Step 5: Consider counterarguments
Although Lisa has explained her argument in detail, not everyone will agree with her. There are people who believe in ghosts and they might try to find fault in the argument. Perhaps ghosts aren’t analogous to goblins, fairies, and unicorns; or perhaps being far-fetched isn’t a reason to reject the existence of an entity after all. Lisa should try to put herself in the shoes of her critic and see both sides of the debate. She could then discuss objections to her argument and try to reply to these objections to show why they aren’t serious.
One counterargument in particular is that the belief in ghosts is culturally universal, which adds to the credibility of ghosts. This could mean that ghosts are significantly less far-fetched than goblins, fairies, or unicorns. We could have a reason to reject far-fetched things, but ghosts wouldn’t necessarily be included. Lisa will respond to this objection with the following:

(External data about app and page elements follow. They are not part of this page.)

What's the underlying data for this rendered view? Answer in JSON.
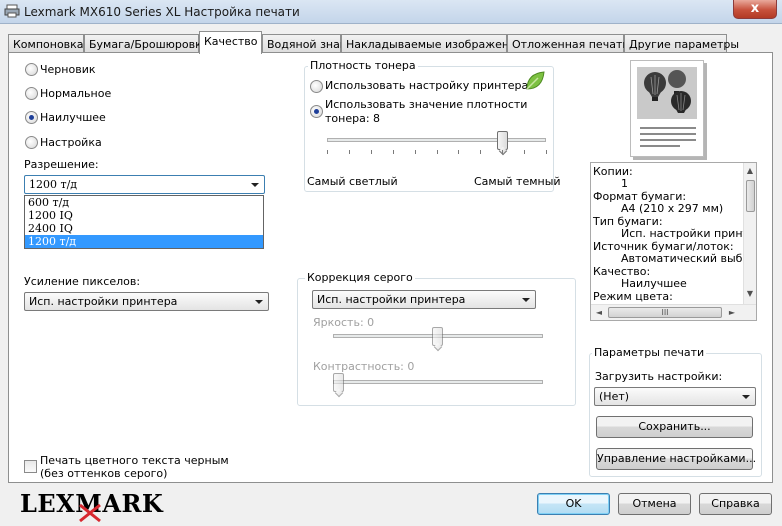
{
  "window": {
    "title": "Lexmark MX610 Series XL Настройка печати",
    "close_symbol": "x"
  },
  "tabs": [
    {
      "label": "Компоновка"
    },
    {
      "label": "Бумага/Брошюровка"
    },
    {
      "label": "Качество",
      "active": true
    },
    {
      "label": "Водяной знак"
    },
    {
      "label": "Накладываемые изображения"
    },
    {
      "label": "Отложенная печать"
    },
    {
      "label": "Другие параметры"
    }
  ],
  "quality": {
    "options": [
      {
        "label": "Черновик",
        "selected": false
      },
      {
        "label": "Нормальное",
        "selected": false
      },
      {
        "label": "Наилучшее",
        "selected": true
      },
      {
        "label": "Настройка",
        "selected": false
      }
    ],
    "resolution_label": "Разрешение:",
    "resolution_value": "1200 т/д",
    "resolution_options": [
      "600 т/д",
      "1200 IQ",
      "2400 IQ",
      "1200 т/д"
    ],
    "resolution_highlighted": "1200 т/д",
    "pixel_boost_label": "Усиление пикселов:",
    "pixel_boost_value": "Исп. настройки принтера"
  },
  "toner": {
    "group_title": "Плотность тонера",
    "use_printer_label": "Использовать настройку принтера",
    "use_value_label_line1": "Использовать значение плотности",
    "use_value_label_line2": "тонера: 8",
    "selected_option": "use_value",
    "value": 8,
    "min_label": "Самый светлый",
    "max_label": "Самый темный"
  },
  "gray_correction": {
    "group_title": "Коррекция серого",
    "value": "Исп. настройки принтера",
    "brightness_label": "Яркость: 0",
    "contrast_label": "Контрастность: 0"
  },
  "color_text_black": {
    "label_line1": "Печать цветного текста черным",
    "label_line2": "(без оттенков серого)",
    "checked": false
  },
  "summary": {
    "lines": [
      "Копии:",
      "1",
      "Формат бумаги:",
      "А4 (210 x 297 мм)",
      "Тип бумаги:",
      "Исп. настройки принтера",
      "Источник бумаги/лоток:",
      "Автоматический выбор",
      "Качество:",
      "Наилучшее",
      "Режим цвета:"
    ],
    "scroll_up": "▲",
    "scroll_down": "▼",
    "scroll_left": "◄",
    "scroll_right": "►",
    "grip": "III"
  },
  "print_settings": {
    "group_title": "Параметры печати",
    "load_label": "Загрузить настройки:",
    "load_value": "(Нет)",
    "save_button": "Сохранить...",
    "manage_button": "Управление настройками..."
  },
  "footer": {
    "logo": "LEXMARK",
    "ok": "OK",
    "cancel": "Отмена",
    "help": "Справка"
  },
  "colors": {
    "accent": "#3399ff",
    "logo_red": "#d7282f"
  }
}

First, it is unclear that ghosts are culturally universal. What each culture believes in that we equate with “ghosts” could be quite different from how we think about them.

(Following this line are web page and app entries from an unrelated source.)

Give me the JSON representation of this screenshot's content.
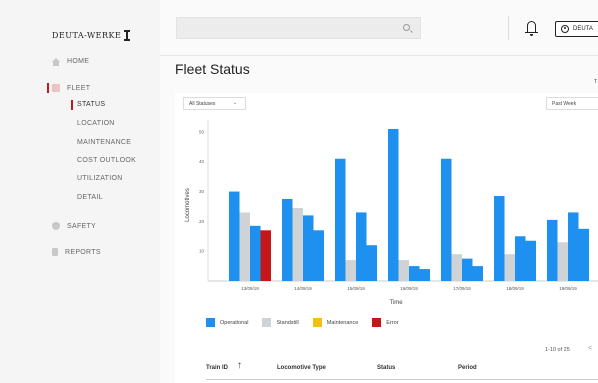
{
  "brand": {
    "logo_text": "DEUTA-WERKE"
  },
  "sidebar": {
    "items": [
      {
        "label": "HOME",
        "icon": "home-icon"
      },
      {
        "label": "FLEET",
        "icon": "train-icon"
      },
      {
        "label": "SAFETY",
        "icon": "shield-icon"
      },
      {
        "label": "REPORTS",
        "icon": "document-icon"
      }
    ],
    "fleet_sub": [
      {
        "label": "STATUS"
      },
      {
        "label": "LOCATION"
      },
      {
        "label": "MAINTENANCE"
      },
      {
        "label": "COST OUTLOOK"
      },
      {
        "label": "UTILIZATION"
      },
      {
        "label": "DETAIL"
      }
    ]
  },
  "header": {
    "user_label": "DEUTA"
  },
  "main": {
    "title": "Fleet Status",
    "right_mark": "T",
    "filters": {
      "status_select": "All Statuses",
      "period_select": "Past Week"
    },
    "pager": {
      "range": "1-10 of 25",
      "prev": "<"
    }
  },
  "table": {
    "headers": [
      "Train ID",
      "Locomotive Type",
      "Status",
      "Period"
    ]
  },
  "colors": {
    "operational": "#1e90f0",
    "standstill": "#cfd3d6",
    "maintenance": "#f2c012",
    "error": "#c21818",
    "accent": "#c21818"
  },
  "chart_data": {
    "type": "bar",
    "categories": [
      "13/09/19",
      "14/09/19",
      "15/09/19",
      "16/09/19",
      "17/09/19",
      "18/09/19",
      "19/09/19"
    ],
    "series": [
      {
        "name": "Operational",
        "values": [
          30,
          27.5,
          41,
          51,
          41,
          28.5,
          20.5
        ]
      },
      {
        "name": "Standstill",
        "values": [
          23,
          24.5,
          7,
          7,
          9,
          9,
          13
        ]
      },
      {
        "name": "Operational",
        "values": [
          18.5,
          22,
          23,
          5,
          7.5,
          15,
          23
        ]
      },
      {
        "name": "Operational",
        "values": [
          null,
          17,
          12,
          4,
          5,
          13.5,
          17.5
        ]
      },
      {
        "name": "Error",
        "values": [
          17,
          null,
          null,
          null,
          null,
          null,
          null
        ]
      }
    ],
    "legend": [
      "Operational",
      "Standstill",
      "Maintenance",
      "Error"
    ],
    "xlabel": "Time",
    "ylabel": "Locomotives",
    "yticks": [
      10,
      20,
      30,
      40,
      50
    ],
    "ylim": [
      0,
      54
    ]
  }
}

Second, culturally universal beliefs aren’t necessarily less far-fetched. The belief that what’s culturally universal is less far-fetched seems like an illegitimate appeal to popularity—a logical fallacy when we assume something is more likely true when many people believe it to be true. We know that what’s culturally universal is often false, which is evidence against the view that what’s culturally universal is more likely to be true. For example, logical fallacies are persuasive to many people found in every culture, but they are still examples of poor reasoning; and in the same way many wrong-headed beliefs could very well be found in every culture. One possible explanation for why people experience intelligent beings, such as ghosts, where they don’t exist is that we are instinctively made to look for signs of intelligent beings, and it would be a reproductive advantage to sense signs of intelligence when they don’t exist rather than to fail to see the sign of intelligence (such as a tiger). We could decide that ghosts moved our keys as a practical joke much like how a human being might play a joke, that our pets have similar thoughts and feelings to human beings when they might not, and that weather is controlled by an intelligent being that rewards and punishes us with rain and drought.

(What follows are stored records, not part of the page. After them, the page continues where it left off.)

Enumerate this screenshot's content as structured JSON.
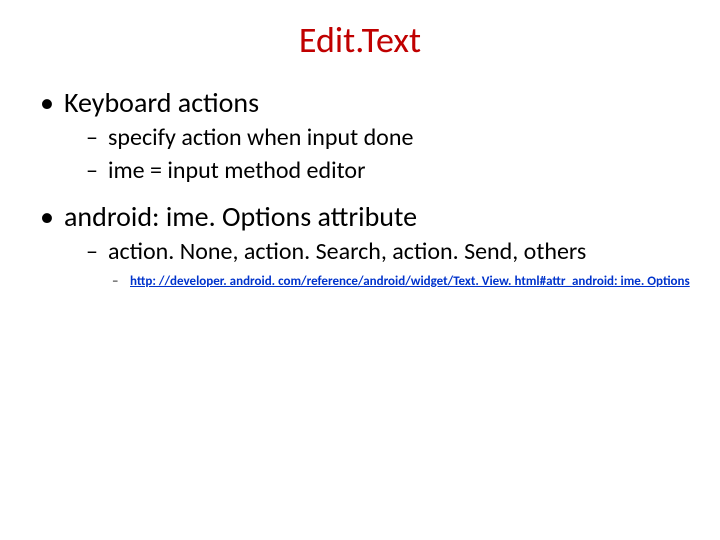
{
  "title": "Edit.Text",
  "bullets": {
    "b1": "Keyboard actions",
    "b1a": "specify action when input done",
    "b1b": "ime = input method editor",
    "b2": "android: ime. Options attribute",
    "b2a": "action. None, action. Search, action. Send, others",
    "b2b_link": "http: //developer. android. com/reference/android/widget/Text. View. html#attr_android: ime. Options"
  }
}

Philosophical thought starts out small and simple, but it builds based on the various questions and answers we find relevant. Arguments have assumptions, logical implications, terminology, justifications, and strategies that should be discussed in detail. Finally, we must be careful how we we use language and what we claim to prove with our arguments.